▸ **Description of the task**: Work out how many lines below contain the word "Windows", then give that number alone.

▸ **Element data from apps and pages**:
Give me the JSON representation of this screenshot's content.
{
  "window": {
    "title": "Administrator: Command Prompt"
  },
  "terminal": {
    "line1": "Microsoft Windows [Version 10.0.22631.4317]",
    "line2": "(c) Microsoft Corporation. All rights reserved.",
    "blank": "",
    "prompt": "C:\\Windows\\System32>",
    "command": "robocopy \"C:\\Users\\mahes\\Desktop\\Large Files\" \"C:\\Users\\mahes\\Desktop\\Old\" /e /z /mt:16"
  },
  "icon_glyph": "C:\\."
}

▸ **Written reply**: 2